The general feared that Mr Trump would use the conflict to stay in office
The exchange is detailed in an upcoming book by The New Yorker’s Susan Glasser and The New York Times’ Peter Baker next year. The pair interviewed nearly 200 people about Mr Trump’s time in the White House.
The book claims that Gen Milley repeatedly cautioned Mr Trump against provoking Iran, warning him that taking action against the nation – particularly after the 2020 election.
The authors claim that Iran was a frequently discussed topic in White House meeting in the aftermath of the election. Mr Trump was reportedly “willing to do anything to stay in power”.
Mr Trump’s interest in launching a military strike on Iran’s primary nuclear site was the subject of a November New York Times story and appears to have been the culmination of these meetings. Ultimately, Mr Trump was talked out of launching the strike.
According to the book, a meeting that did not involve Mr Trump occurred in which his officials were contemplating attacking the country. Gen Milley allegedly asked “why they were so intent on attacking the country”.
Former Vice President Mike Pence reportedly replied “because they are evil”.
Three days before the Capitol riot, Mr Trump apparently participated in a meeting to discuss the latest nuclear activities in Iran. Gen Milley; Robert O’Brien, the national security adviser; and Secretary of State Mike Pompeo reportedly advised that attacking Iran was not an option.
Mr Trump apparently finally got the message and stopped considering a potential strike.

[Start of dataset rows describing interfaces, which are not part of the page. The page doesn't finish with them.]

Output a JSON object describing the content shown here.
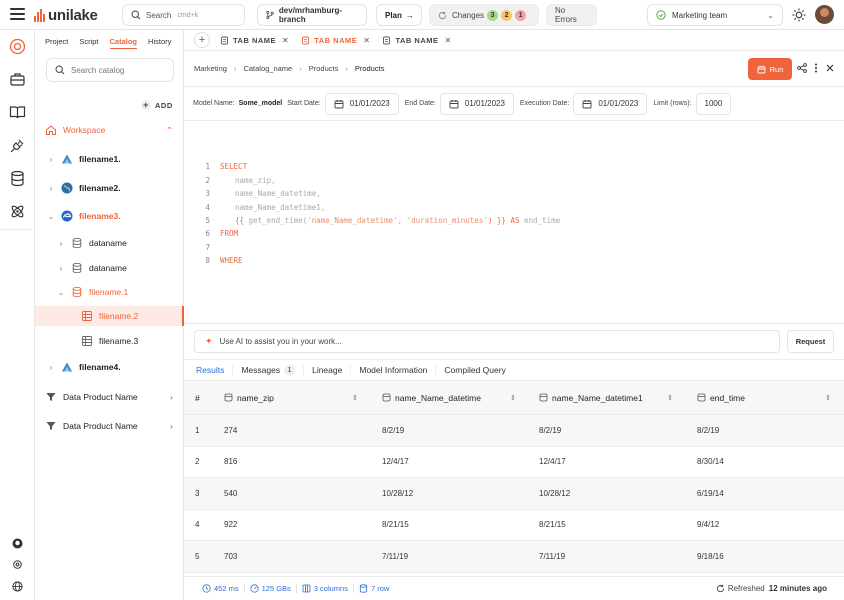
{
  "brand": {
    "name": "unilake",
    "accent": "#f0643c"
  },
  "topbar": {
    "search_label": "Search",
    "search_shortcut": "cmd+k",
    "branch": "dev/mrhamburg-branch",
    "plan_label": "Plan",
    "changes_label": "Changes",
    "changes_counts": [
      "3",
      "2",
      "1"
    ],
    "errors_label": "No Errors",
    "team": "Marketing team"
  },
  "catalog": {
    "tabs": [
      "Project",
      "Script",
      "Catalog",
      "History"
    ],
    "active_tab": "Catalog",
    "search_placeholder": "Search catalog",
    "add_label": "ADD",
    "workspace_label": "Workspace",
    "items": [
      {
        "label": "filename1.",
        "icon": "triangle-logo-icon"
      },
      {
        "label": "filename2.",
        "icon": "globe-icon"
      },
      {
        "label": "filename3.",
        "icon": "edge-logo-icon"
      },
      {
        "label": "dataname",
        "icon": "database-icon"
      },
      {
        "label": "dataname",
        "icon": "database-icon"
      },
      {
        "label": "filename.1",
        "icon": "database-icon"
      },
      {
        "label": "filename.2",
        "icon": "table-icon"
      },
      {
        "label": "filename.3",
        "icon": "table-icon"
      },
      {
        "label": "filename4.",
        "icon": "triangle-logo-icon"
      }
    ],
    "products": [
      "Data Product Name",
      "Data Product Name"
    ]
  },
  "tabs": [
    {
      "label": "TAB NAME",
      "active": false
    },
    {
      "label": "TAB NAME",
      "active": true
    },
    {
      "label": "TAB NAME",
      "active": false
    }
  ],
  "breadcrumb": [
    "Marketing",
    "Catalog_name",
    "Products",
    "Products"
  ],
  "run_label": "Run",
  "params": {
    "model_name_label": "Model Name:",
    "model_name": "Some_model",
    "start_label": "Start Date:",
    "start": "01/01/2023",
    "end_label": "End Date:",
    "end": "01/01/2023",
    "exec_label": "Execution Date:",
    "exec": "01/01/2023",
    "limit_label": "Limit (rows):",
    "limit": "1000"
  },
  "code": {
    "line_numbers": [
      "1",
      "2",
      "3",
      "4",
      "5",
      "6",
      "7",
      "8"
    ],
    "select": "SELECT",
    "col1": "name_zip,",
    "col2": "name_Name_datetime,",
    "col3": "name_Name_datetime1,",
    "l5_open": "{{ ",
    "l5_fn": "get_end_time(",
    "l5_arg1": "'name_Name_datetime'",
    "l5_comma": ", ",
    "l5_arg2": "'duration_minutes'",
    "l5_close": ") }}",
    "l5_as": " AS ",
    "l5_alias": "end_time",
    "from": "FROM",
    "where": "WHERE"
  },
  "ai": {
    "placeholder": "Use AI to assist you in your work...",
    "request_label": "Request"
  },
  "result_tabs": {
    "results": "Results",
    "messages": "Messages",
    "messages_count": "1",
    "lineage": "Lineage",
    "model_info": "Model Information",
    "compiled": "Compiled Query"
  },
  "table": {
    "headers": [
      "#",
      "name_zip",
      "name_Name_datetime",
      "name_Name_datetime1",
      "end_time"
    ],
    "rows": [
      [
        "1",
        "274",
        "8/2/19",
        "8/2/19",
        "8/2/19"
      ],
      [
        "2",
        "816",
        "12/4/17",
        "12/4/17",
        "8/30/14"
      ],
      [
        "3",
        "540",
        "10/28/12",
        "10/28/12",
        "6/19/14"
      ],
      [
        "4",
        "922",
        "8/21/15",
        "8/21/15",
        "9/4/12"
      ],
      [
        "5",
        "703",
        "7/11/19",
        "7/11/19",
        "9/18/16"
      ]
    ]
  },
  "status": {
    "time": "452 ms",
    "size": "125 GBs",
    "columns": "3 columns",
    "rows": "7 row",
    "refreshed_label": "Refreshed",
    "refreshed_ago": "12 minutes ago"
  }
}
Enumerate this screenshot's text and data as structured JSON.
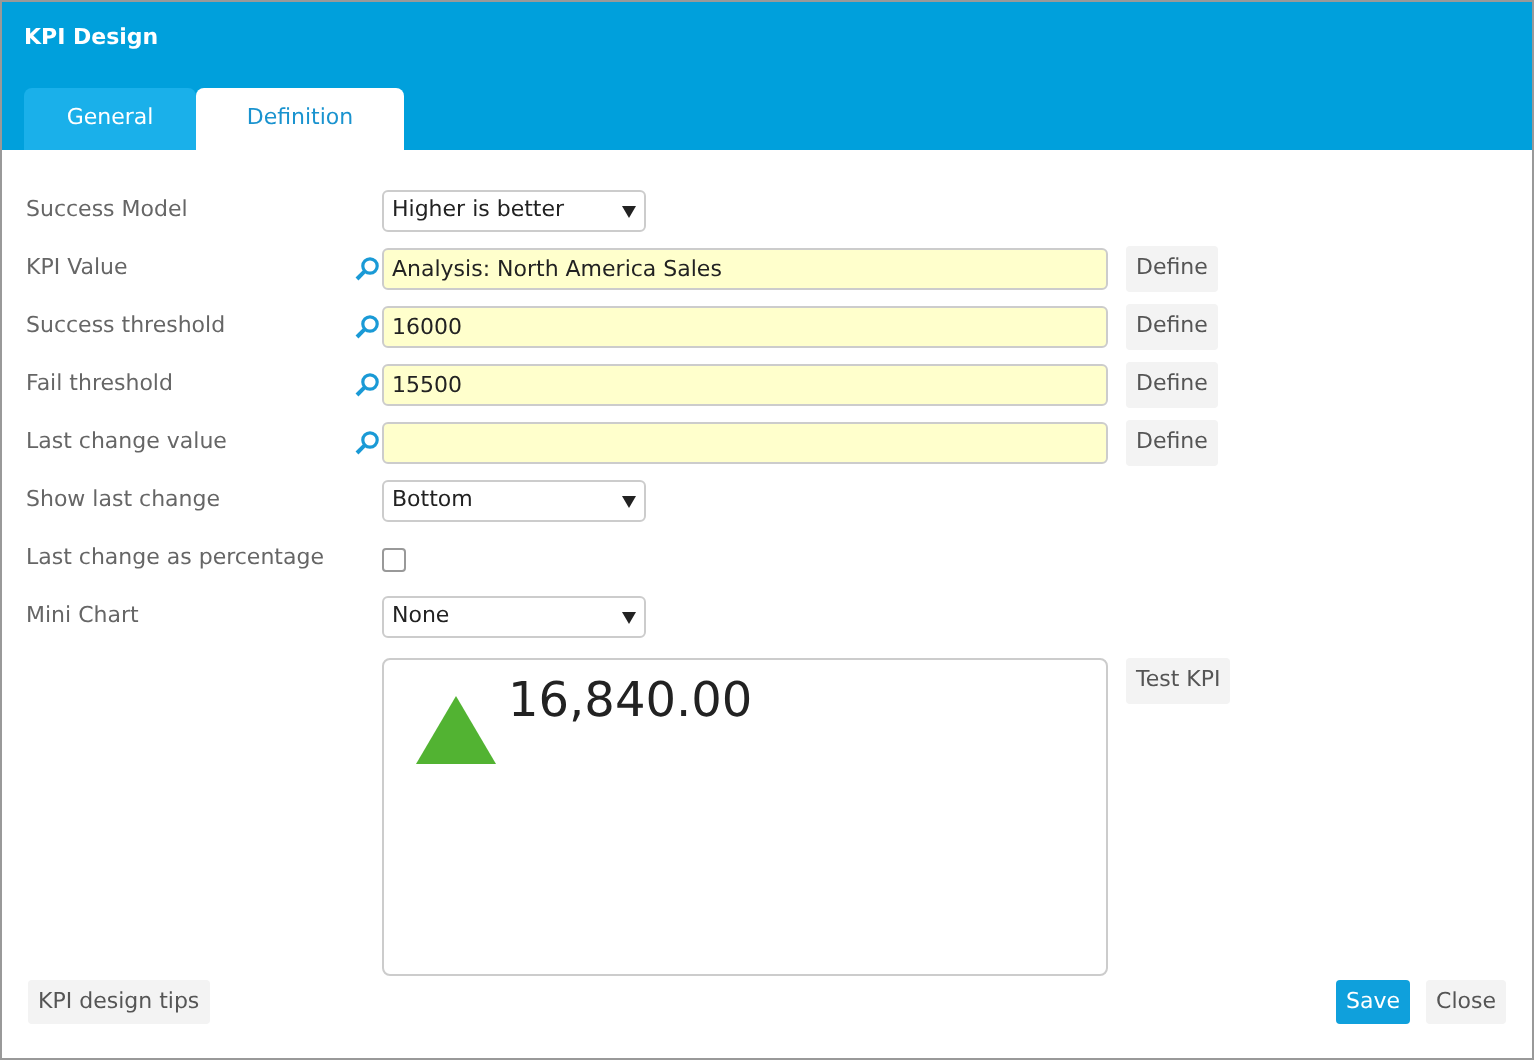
{
  "window": {
    "title": "KPI Design"
  },
  "tabs": [
    {
      "label": "General",
      "selected": false
    },
    {
      "label": "Definition",
      "selected": true
    }
  ],
  "fields": [
    {
      "kind": "select",
      "label": "Success Model",
      "value": "Higher is better"
    },
    {
      "kind": "lookup",
      "label": "KPI Value",
      "value": "Analysis: North America Sales",
      "button": "Define"
    },
    {
      "kind": "lookup",
      "label": "Success threshold",
      "value": "16000",
      "button": "Define"
    },
    {
      "kind": "lookup",
      "label": "Fail threshold",
      "value": "15500",
      "button": "Define"
    },
    {
      "kind": "lookup",
      "label": "Last change value",
      "button": "Define"
    },
    {
      "kind": "select",
      "label": "Show last change",
      "value": "Bottom"
    },
    {
      "kind": "checkbox",
      "label": "Last change as percentage",
      "checked": false
    },
    {
      "kind": "select",
      "label": "Mini Chart",
      "value": "None"
    }
  ],
  "preview": {
    "value": "16,840.00",
    "color": "#52b332",
    "button": "Test KPI"
  },
  "footer": {
    "tips": "KPI design tips",
    "buttons": [
      {
        "label": "Save",
        "kind": "primary"
      },
      {
        "label": "Close",
        "kind": "plain"
      }
    ]
  }
}
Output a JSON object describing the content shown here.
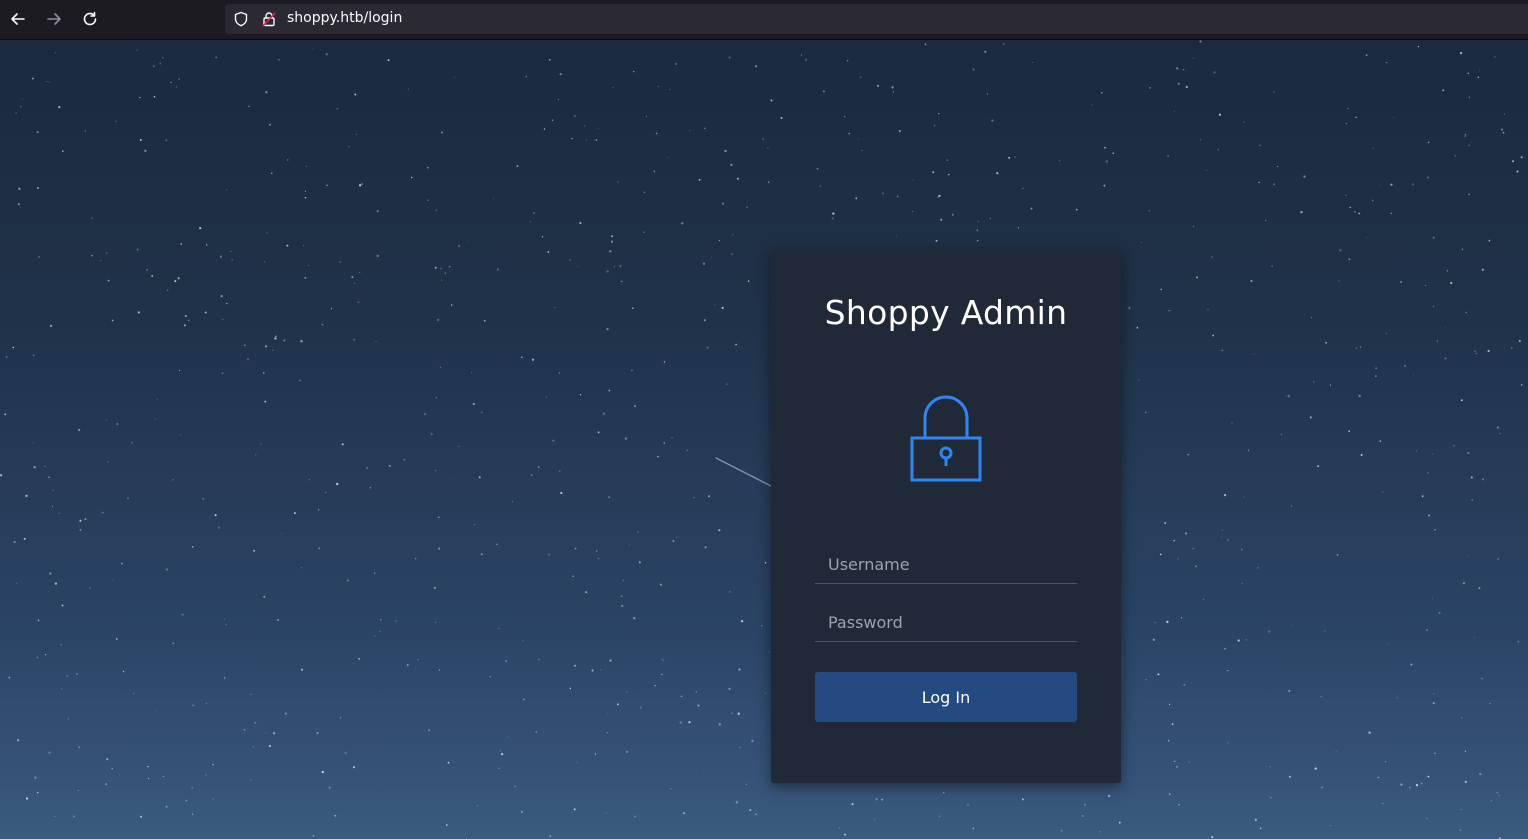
{
  "browser": {
    "back_icon": "arrow-left-icon",
    "forward_icon": "arrow-right-icon",
    "reload_icon": "reload-icon",
    "url": "shoppy.htb/login",
    "colors": {
      "toolbar_bg": "#1c1b22",
      "urlbar_bg": "#2b2a33"
    }
  },
  "login": {
    "title": "Shoppy Admin",
    "icon": "padlock-icon",
    "username_placeholder": "Username",
    "password_placeholder": "Password",
    "submit_label": "Log In",
    "colors": {
      "card_bg": "#1f2937",
      "accent": "#2f86f0",
      "button_bg": "#234b82"
    }
  }
}
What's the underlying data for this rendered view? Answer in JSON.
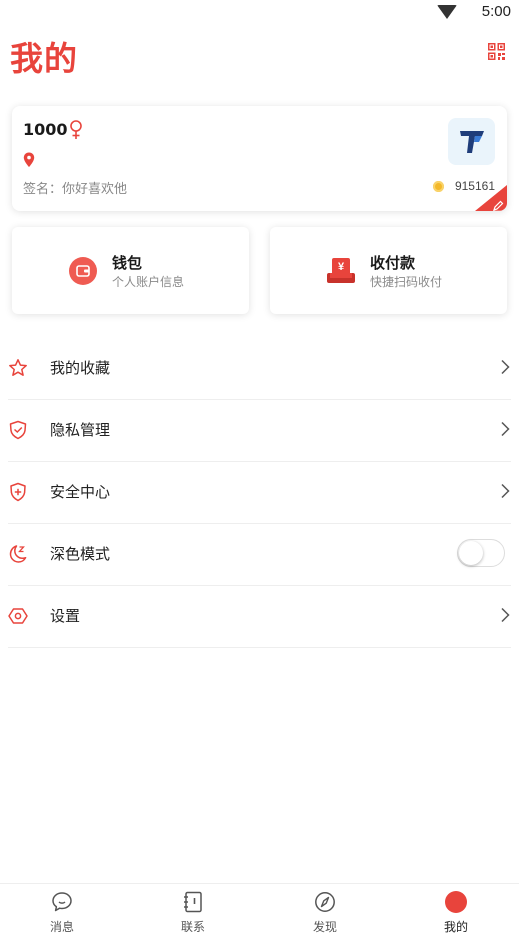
{
  "status_bar": {
    "time": "5:00"
  },
  "header": {
    "title": "我的"
  },
  "profile": {
    "name": "1000",
    "signature": "签名：你好喜欢他",
    "coins": "915161"
  },
  "quick_actions": [
    {
      "title": "钱包",
      "subtitle": "个人账户信息"
    },
    {
      "title": "收付款",
      "subtitle": "快捷扫码收付"
    }
  ],
  "menu": [
    {
      "label": "我的收藏",
      "icon": "star-icon"
    },
    {
      "label": "隐私管理",
      "icon": "shield-heart-icon"
    },
    {
      "label": "安全中心",
      "icon": "shield-plus-icon"
    },
    {
      "label": "深色模式",
      "icon": "moon-icon",
      "toggle": false
    },
    {
      "label": "设置",
      "icon": "gear-icon"
    }
  ],
  "bottom_nav": [
    {
      "label": "消息",
      "icon": "chat-icon"
    },
    {
      "label": "联系",
      "icon": "contacts-book-icon"
    },
    {
      "label": "发现",
      "icon": "compass-icon"
    },
    {
      "label": "我的",
      "icon": "user-icon",
      "active": true
    }
  ],
  "colors": {
    "accent": "#e8443c",
    "text": "#222222",
    "muted": "#888888"
  }
}
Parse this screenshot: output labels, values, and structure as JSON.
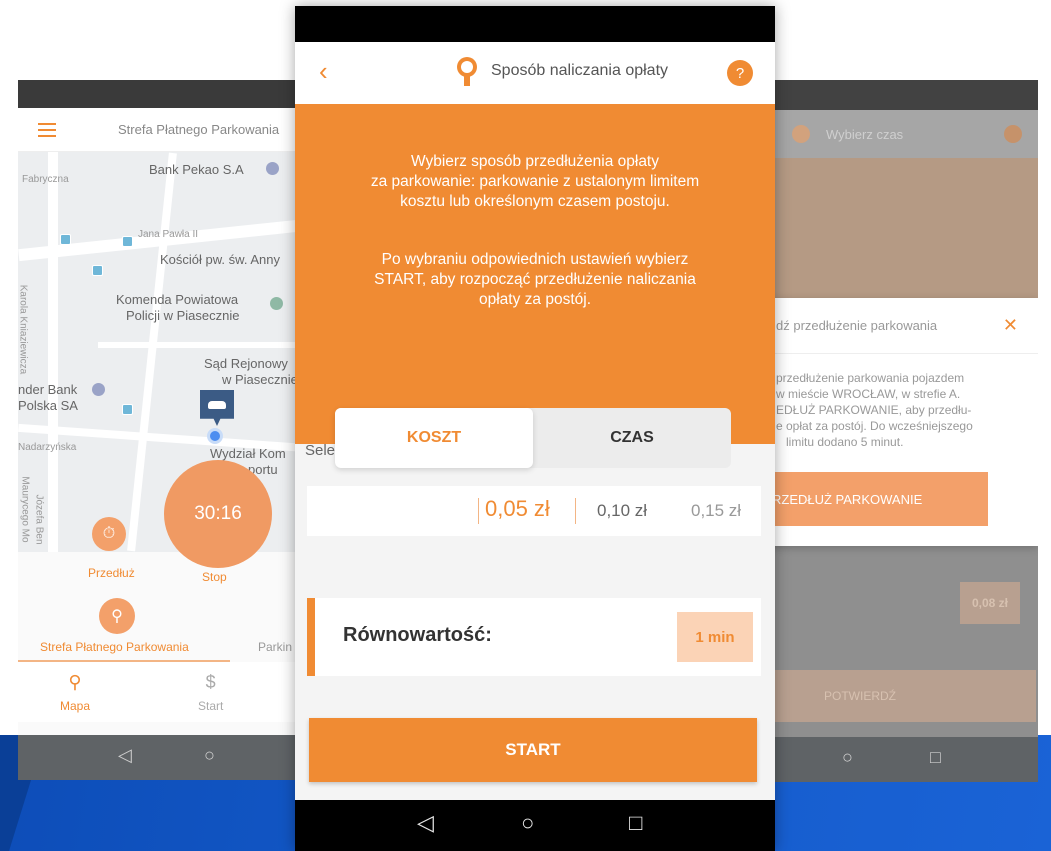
{
  "left_screen": {
    "title": "Strefa Płatnego Parkowania",
    "map_labels": {
      "bank_pekao": "Bank Pekao S.A",
      "fabryczna": "Fabryczna",
      "jana_pawla": "Jana Pawła II",
      "kosciol": "Kościół pw. św. Anny",
      "karola": "Karola Kniaziewicza",
      "komenda_1": "Komenda Powiatowa",
      "komenda_2": "Policji w Piasecznie",
      "sad_1": "Sąd Rejonowy",
      "sad_2": "w Piasecznie",
      "santander_1": "nder Bank",
      "santander_2": "Polska SA",
      "nadarzynska": "Nadarzyńska",
      "wydzial_1": "Wydział Kom",
      "wydzial_2": "portu",
      "maurycego": "Maurycego Mo",
      "jozefa": "Józefa Ben"
    },
    "timer": "30:16",
    "extend_label": "Przedłuż",
    "stop_label": "Stop",
    "tab_active": "Strefa Płatnego Parkowania",
    "tab_other": "Parkin",
    "nav_map": "Mapa",
    "nav_start": "Start"
  },
  "right_screen": {
    "title": "Wybierz czas",
    "dialog_title": "dź przedłużenie parkowania",
    "dialog_text_lines": [
      "przedłużenie parkowania pojazdem",
      "w mieście WROCŁAW, w strefie A.",
      "EDŁUŻ PARKOWANIE, aby przedłu-",
      "e opłat za postój. Do wcześniejszego",
      "limitu dodano 5 minut."
    ],
    "dialog_button": "RZEDŁUŻ PARKOWANIE",
    "price": "0,08 zł",
    "confirm": "POTWIERDŹ"
  },
  "center_screen": {
    "title": "Sposób naliczania opłaty",
    "help": "?",
    "info_paragraph_1": [
      "Wybierz sposób przedłużenia opłaty",
      "za parkowanie: parkowanie z ustalonym limitem",
      "kosztu lub określonym czasem postoju."
    ],
    "info_paragraph_2": [
      "Po wybraniu odpowiednich ustawień wybierz",
      "START, aby rozpocząć przedłużenie naliczania",
      "opłaty za postój."
    ],
    "select_prefix": "Sele",
    "toggle_cost": "KOSZT",
    "toggle_time": "CZAS",
    "amounts": [
      "0,05 zł",
      "0,10 zł",
      "0,15 zł"
    ],
    "equivalent_label": "Równowartość:",
    "equivalent_value": "1 min",
    "start_button": "START"
  },
  "colors": {
    "accent": "#f08b33",
    "accent_light": "#fbd3b6",
    "background_blue": "#1358c7"
  }
}
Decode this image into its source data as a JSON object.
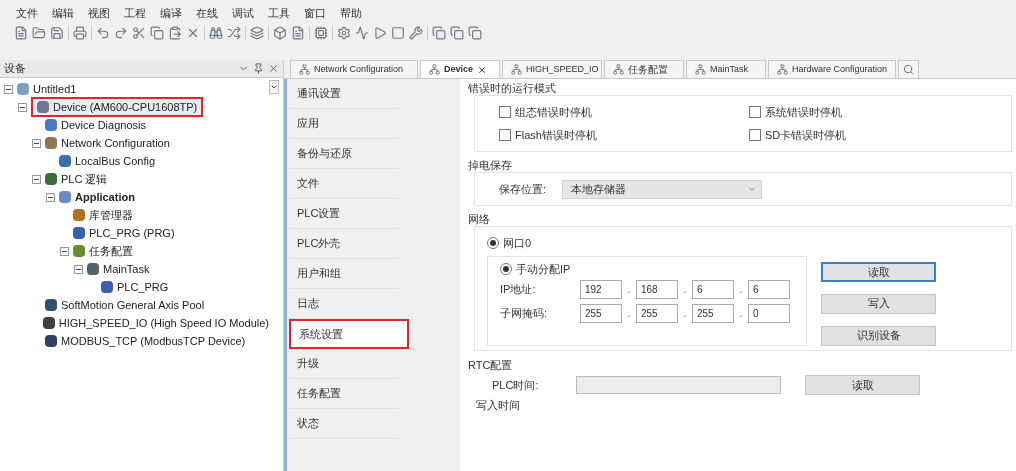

Gen Milley envisioned two “nightmare scenarios” that Mr Trump would enact as a means to stay in power. The first was by deploying the military to “prevent the legitimate, peaceful transfer of power”. The second was to create an external crisis by striking Iran, allowing Mr Trump to declare emergency powers and stay in power in the event of a war.
Gen Milley told his aides it was Mr Trump’s “Reichstag moment,” comparing the threat to Adolf Hitler’s strategy of creating a crisis to seize power.
Mr Trump has responded to the allegations that he was planning a coup by saying he “never threatened, or spoke about, to anyone, a coup of our Government”.
“If I was going to do a coup, one of the last people I would want to do it with is General Mark Milley,” Mr Trump said. The former president has issued a blanket denial on the myriad books that are being published on his administration, even though Mr Trump sat for interviews for many of the projects.
During his time in office, Mr Trump heightened tensions with Iran, primarily through his 2015 decision to rescind the Iran nuclear deal. His administration also enacted harsh new economic sanctions against the nation with the hopes it would force Iran to accept a more restrictive nuclear deal. That strategy ultimately failed.
Following the sanctions, Mr Trump approved of an airstrike that killed Iran’s top general, Qassem Soleimani. That move nearly set off a war between the countries. Ultimately, Iran responded by launching a military strike against US troops in Iraq that injured dozens. Tensions de-escalated following the retaliatory attack, though the relationship between the US and Iran remain rocky at best.